Act, sing and dance Shakespeare!

Act. sing, dance Shakespeare

Act, sing and dance all things Shakespeare this week as Dramacube celebrates the great Bard’s birthday on April 26th.

Some fantastic ideas to act, sing and dance the week away!

Design a mask so that you can be a guest at Romeo and Juliet’s Masquerade Ball.  You should consider the type of character you want to play and how that can be represented in mask form.

Re-write a scene form a Shakespeare play as a story or poem.

Organise a banquet for Macbeth with shopping lists and invitations.  Work out how much food and drink to order and how much it would cost.

Investigate the death of any Shakespeare character, discussing motivation, opportunity, witness statements, evidence and possible suspects.
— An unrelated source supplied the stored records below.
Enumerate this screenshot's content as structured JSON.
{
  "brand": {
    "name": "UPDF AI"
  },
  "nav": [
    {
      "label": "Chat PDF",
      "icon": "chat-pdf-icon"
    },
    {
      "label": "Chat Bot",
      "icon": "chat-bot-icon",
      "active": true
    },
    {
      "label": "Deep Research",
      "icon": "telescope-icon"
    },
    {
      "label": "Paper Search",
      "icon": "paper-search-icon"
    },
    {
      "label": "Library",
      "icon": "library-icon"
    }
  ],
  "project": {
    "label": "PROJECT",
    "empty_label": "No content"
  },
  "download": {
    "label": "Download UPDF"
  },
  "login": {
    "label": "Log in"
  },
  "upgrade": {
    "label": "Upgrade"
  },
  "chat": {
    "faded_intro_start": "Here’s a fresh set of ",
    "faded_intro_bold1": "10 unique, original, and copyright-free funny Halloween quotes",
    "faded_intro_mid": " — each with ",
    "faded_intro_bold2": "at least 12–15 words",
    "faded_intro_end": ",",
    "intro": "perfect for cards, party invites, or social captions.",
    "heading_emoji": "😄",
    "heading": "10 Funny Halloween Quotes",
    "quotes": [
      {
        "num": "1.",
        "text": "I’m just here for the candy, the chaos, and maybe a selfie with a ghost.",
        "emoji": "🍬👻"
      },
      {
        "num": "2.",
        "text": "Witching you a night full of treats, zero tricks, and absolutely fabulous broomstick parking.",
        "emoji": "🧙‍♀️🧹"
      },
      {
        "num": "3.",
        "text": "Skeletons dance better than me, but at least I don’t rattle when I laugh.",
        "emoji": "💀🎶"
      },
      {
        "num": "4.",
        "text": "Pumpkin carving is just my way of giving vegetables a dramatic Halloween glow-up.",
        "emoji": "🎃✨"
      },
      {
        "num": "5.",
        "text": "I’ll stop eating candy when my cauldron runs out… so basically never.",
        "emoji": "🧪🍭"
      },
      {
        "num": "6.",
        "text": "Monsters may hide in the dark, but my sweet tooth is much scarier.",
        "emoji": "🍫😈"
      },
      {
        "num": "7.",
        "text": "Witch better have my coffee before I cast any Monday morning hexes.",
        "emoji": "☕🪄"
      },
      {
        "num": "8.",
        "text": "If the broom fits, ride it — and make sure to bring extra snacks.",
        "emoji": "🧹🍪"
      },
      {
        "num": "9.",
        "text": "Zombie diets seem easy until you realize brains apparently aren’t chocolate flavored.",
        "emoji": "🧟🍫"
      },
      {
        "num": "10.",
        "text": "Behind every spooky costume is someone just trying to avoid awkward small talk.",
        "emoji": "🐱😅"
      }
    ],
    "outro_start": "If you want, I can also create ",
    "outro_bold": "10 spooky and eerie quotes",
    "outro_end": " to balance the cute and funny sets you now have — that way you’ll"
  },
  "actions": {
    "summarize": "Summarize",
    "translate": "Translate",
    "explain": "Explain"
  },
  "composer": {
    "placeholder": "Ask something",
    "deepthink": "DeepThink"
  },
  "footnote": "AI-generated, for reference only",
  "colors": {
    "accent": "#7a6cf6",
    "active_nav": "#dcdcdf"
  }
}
Learn about the history of the Globe Theatre and discuss how it is used now.  Draw a net of the Globe Theatre and build a 3D model.

Write a reduced version of your favourite Shakespeare play.  Vote for the best and spend the week singing, dancing and acting out Shakespeare.

Create a comic strip of an iconic scene with drawings and writing.

Sing, act and dance Shakespeare

Falling in Love with Shakespeare

Get the camera out to create snapshots of specific scenes with speech and thought bubbles to be added later.

Word hunt.  Split the class/family into teams with different lists of Shakespearean words.  The winners are the first group to translate their entire list into modern English.

Use a computer program to generate a word cloud filled with words relevant to the play or character.

Design outfits for your favourite characters and attempt to make them (in miniature) using different fabrics and materials.

Using a glossary of Shakespearean words, choose a modern picture book and re-write it in Shakespearean language.

Plan, write and film yourself acting out a modern version of Romeo and Juliet.

Dance, sing and act Shakespeare

I just wanted to be King!

Sketch a modern-day version of favourite characters from the plays.  What would they look like now?

Use dance to interpret a sonnet or scene from a play.

If your child likes to act, sing or dance, please click here.

Sarah Watson- Dramacube